WORK REQUIRED
Copy the entries exactly, leaving out nothing.
○ ○ ○
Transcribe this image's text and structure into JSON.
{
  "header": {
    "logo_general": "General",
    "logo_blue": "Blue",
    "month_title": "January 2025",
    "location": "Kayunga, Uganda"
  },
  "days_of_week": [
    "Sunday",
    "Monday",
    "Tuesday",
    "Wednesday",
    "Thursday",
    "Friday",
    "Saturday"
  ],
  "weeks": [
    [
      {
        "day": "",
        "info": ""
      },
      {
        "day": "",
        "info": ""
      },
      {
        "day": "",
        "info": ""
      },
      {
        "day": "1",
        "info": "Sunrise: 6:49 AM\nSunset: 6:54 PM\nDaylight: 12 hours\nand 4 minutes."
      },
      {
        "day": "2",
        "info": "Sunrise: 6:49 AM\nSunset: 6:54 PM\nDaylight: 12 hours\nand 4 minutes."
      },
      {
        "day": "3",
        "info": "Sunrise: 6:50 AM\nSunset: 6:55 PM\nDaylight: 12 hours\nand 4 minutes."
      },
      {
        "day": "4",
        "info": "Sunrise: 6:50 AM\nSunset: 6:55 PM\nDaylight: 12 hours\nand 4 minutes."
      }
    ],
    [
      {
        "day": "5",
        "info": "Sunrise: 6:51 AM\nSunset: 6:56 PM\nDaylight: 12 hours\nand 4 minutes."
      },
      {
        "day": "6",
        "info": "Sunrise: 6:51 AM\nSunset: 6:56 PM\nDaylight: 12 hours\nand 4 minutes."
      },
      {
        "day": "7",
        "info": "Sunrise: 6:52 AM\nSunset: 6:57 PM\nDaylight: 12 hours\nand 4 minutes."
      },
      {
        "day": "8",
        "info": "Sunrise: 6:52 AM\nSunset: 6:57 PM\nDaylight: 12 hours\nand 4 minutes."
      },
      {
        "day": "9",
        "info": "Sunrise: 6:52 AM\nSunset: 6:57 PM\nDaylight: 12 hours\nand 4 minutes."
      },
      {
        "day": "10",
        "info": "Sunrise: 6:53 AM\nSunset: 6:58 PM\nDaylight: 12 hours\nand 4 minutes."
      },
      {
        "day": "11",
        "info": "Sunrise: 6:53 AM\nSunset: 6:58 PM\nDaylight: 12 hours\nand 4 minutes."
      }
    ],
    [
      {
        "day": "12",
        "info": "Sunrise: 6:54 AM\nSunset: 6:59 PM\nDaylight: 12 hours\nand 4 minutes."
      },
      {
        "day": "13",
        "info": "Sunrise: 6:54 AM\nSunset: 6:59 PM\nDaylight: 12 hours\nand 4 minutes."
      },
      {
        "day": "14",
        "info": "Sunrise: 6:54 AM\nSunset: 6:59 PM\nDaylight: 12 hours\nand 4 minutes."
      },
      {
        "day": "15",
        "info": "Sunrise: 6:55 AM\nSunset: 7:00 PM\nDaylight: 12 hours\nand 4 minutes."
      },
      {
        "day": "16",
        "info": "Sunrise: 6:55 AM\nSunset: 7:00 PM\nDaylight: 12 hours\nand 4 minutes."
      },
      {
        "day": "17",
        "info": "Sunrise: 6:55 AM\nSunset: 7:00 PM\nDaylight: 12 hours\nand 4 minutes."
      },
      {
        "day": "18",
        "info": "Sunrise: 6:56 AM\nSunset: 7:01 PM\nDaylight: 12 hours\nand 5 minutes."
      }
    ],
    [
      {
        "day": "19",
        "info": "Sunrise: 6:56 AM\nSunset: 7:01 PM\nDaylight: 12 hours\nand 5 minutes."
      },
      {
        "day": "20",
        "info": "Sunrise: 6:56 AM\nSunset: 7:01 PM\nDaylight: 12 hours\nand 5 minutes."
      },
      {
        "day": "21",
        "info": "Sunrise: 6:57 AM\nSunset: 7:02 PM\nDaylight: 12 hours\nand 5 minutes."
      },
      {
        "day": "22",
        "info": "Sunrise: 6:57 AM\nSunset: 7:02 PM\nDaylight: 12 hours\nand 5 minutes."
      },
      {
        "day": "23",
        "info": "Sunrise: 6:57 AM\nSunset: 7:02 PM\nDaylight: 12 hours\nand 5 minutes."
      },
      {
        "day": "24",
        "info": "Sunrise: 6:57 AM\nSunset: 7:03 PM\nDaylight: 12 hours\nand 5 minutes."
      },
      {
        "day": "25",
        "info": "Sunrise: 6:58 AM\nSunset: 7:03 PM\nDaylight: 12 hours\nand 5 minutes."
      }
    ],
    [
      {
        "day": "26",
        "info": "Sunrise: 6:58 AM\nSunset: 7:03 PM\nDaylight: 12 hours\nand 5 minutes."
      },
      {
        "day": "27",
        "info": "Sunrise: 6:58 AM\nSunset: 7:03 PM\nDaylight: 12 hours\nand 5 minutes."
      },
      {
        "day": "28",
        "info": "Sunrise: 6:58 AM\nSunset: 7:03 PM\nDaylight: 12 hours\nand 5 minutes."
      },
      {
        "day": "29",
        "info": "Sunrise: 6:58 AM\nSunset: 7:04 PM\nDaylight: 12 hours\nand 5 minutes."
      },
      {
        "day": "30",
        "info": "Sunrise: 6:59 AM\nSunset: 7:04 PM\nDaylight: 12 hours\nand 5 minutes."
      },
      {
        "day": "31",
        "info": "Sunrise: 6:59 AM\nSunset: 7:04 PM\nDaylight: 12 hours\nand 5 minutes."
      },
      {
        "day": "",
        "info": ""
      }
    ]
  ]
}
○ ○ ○
RESPONSE TO THIS EXERCISE
Transcribe this image's text and structure into JSON.
{
  "header": {
    "logo_general": "General",
    "logo_blue": "Blue",
    "month_title": "January 2025",
    "location": "Kayunga, Uganda"
  },
  "days_of_week": [
    "Sunday",
    "Monday",
    "Tuesday",
    "Wednesday",
    "Thursday",
    "Friday",
    "Saturday"
  ],
  "weeks": [
    [
      {
        "day": "",
        "info": ""
      },
      {
        "day": "",
        "info": ""
      },
      {
        "day": "",
        "info": ""
      },
      {
        "day": "1",
        "info": "Sunrise: 6:49 AM\nSunset: 6:54 PM\nDaylight: 12 hours\nand 4 minutes."
      },
      {
        "day": "2",
        "info": "Sunrise: 6:49 AM\nSunset: 6:54 PM\nDaylight: 12 hours\nand 4 minutes."
      },
      {
        "day": "3",
        "info": "Sunrise: 6:50 AM\nSunset: 6:55 PM\nDaylight: 12 hours\nand 4 minutes."
      },
      {
        "day": "4",
        "info": "Sunrise: 6:50 AM\nSunset: 6:55 PM\nDaylight: 12 hours\nand 4 minutes."
      }
    ],
    [
      {
        "day": "5",
        "info": "Sunrise: 6:51 AM\nSunset: 6:56 PM\nDaylight: 12 hours\nand 4 minutes."
      },
      {
        "day": "6",
        "info": "Sunrise: 6:51 AM\nSunset: 6:56 PM\nDaylight: 12 hours\nand 4 minutes."
      },
      {
        "day": "7",
        "info": "Sunrise: 6:52 AM\nSunset: 6:57 PM\nDaylight: 12 hours\nand 4 minutes."
      },
      {
        "day": "8",
        "info": "Sunrise: 6:52 AM\nSunset: 6:57 PM\nDaylight: 12 hours\nand 4 minutes."
      },
      {
        "day": "9",
        "info": "Sunrise: 6:52 AM\nSunset: 6:57 PM\nDaylight: 12 hours\nand 4 minutes."
      },
      {
        "day": "10",
        "info": "Sunrise: 6:53 AM\nSunset: 6:58 PM\nDaylight: 12 hours\nand 4 minutes."
      },
      {
        "day": "11",
        "info": "Sunrise: 6:53 AM\nSunset: 6:58 PM\nDaylight: 12 hours\nand 4 minutes."
      }
    ],
    [
      {
        "day": "12",
        "info": "Sunrise: 6:54 AM\nSunset: 6:59 PM\nDaylight: 12 hours\nand 4 minutes."
      },
      {
        "day": "13",
        "info": "Sunrise: 6:54 AM\nSunset: 6:59 PM\nDaylight: 12 hours\nand 4 minutes."
      },
      {
        "day": "14",
        "info": "Sunrise: 6:54 AM\nSunset: 6:59 PM\nDaylight: 12 hours\nand 4 minutes."
      },
      {
        "day": "15",
        "info": "Sunrise: 6:55 AM\nSunset: 7:00 PM\nDaylight: 12 hours\nand 4 minutes."
      },
      {
        "day": "16",
        "info": "Sunrise: 6:55 AM\nSunset: 7:00 PM\nDaylight: 12 hours\nand 4 minutes."
      },
      {
        "day": "17",
        "info": "Sunrise: 6:55 AM\nSunset: 7:00 PM\nDaylight: 12 hours\nand 4 minutes."
      },
      {
        "day": "18",
        "info": "Sunrise: 6:56 AM\nSunset: 7:01 PM\nDaylight: 12 hours\nand 5 minutes."
      }
    ],
    [
      {
        "day": "19",
        "info": "Sunrise: 6:56 AM\nSunset: 7:01 PM\nDaylight: 12 hours\nand 5 minutes."
      },
      {
        "day": "20",
        "info": "Sunrise: 6:56 AM\nSunset: 7:01 PM\nDaylight: 12 hours\nand 5 minutes."
      },
      {
        "day": "21",
        "info": "Sunrise: 6:57 AM\nSunset: 7:02 PM\nDaylight: 12 hours\nand 5 minutes."
      },
      {
        "day": "22",
        "info": "Sunrise: 6:57 AM\nSunset: 7:02 PM\nDaylight: 12 hours\nand 5 minutes."
      },
      {
        "day": "23",
        "info": "Sunrise: 6:57 AM\nSunset: 7:02 PM\nDaylight: 12 hours\nand 5 minutes."
      },
      {
        "day": "24",
        "info": "Sunrise: 6:57 AM\nSunset: 7:03 PM\nDaylight: 12 hours\nand 5 minutes."
      },
      {
        "day": "25",
        "info": "Sunrise: 6:58 AM\nSunset: 7:03 PM\nDaylight: 12 hours\nand 5 minutes."
      }
    ],
    [
      {
        "day": "26",
        "info": "Sunrise: 6:58 AM\nSunset: 7:03 PM\nDaylight: 12 hours\nand 5 minutes."
      },
      {
        "day": "27",
        "info": "Sunrise: 6:58 AM\nSunset: 7:03 PM\nDaylight: 12 hours\nand 5 minutes."
      },
      {
        "day": "28",
        "info": "Sunrise: 6:58 AM\nSunset: 7:03 PM\nDaylight: 12 hours\nand 5 minutes."
      },
      {
        "day": "29",
        "info": "Sunrise: 6:58 AM\nSunset: 7:04 PM\nDaylight: 12 hours\nand 5 minutes."
      },
      {
        "day": "30",
        "info": "Sunrise: 6:59 AM\nSunset: 7:04 PM\nDaylight: 12 hours\nand 5 minutes."
      },
      {
        "day": "31",
        "info": "Sunrise: 6:59 AM\nSunset: 7:04 PM\nDaylight: 12 hours\nand 5 minutes."
      },
      {
        "day": "",
        "info": ""
      }
    ]
  ]
}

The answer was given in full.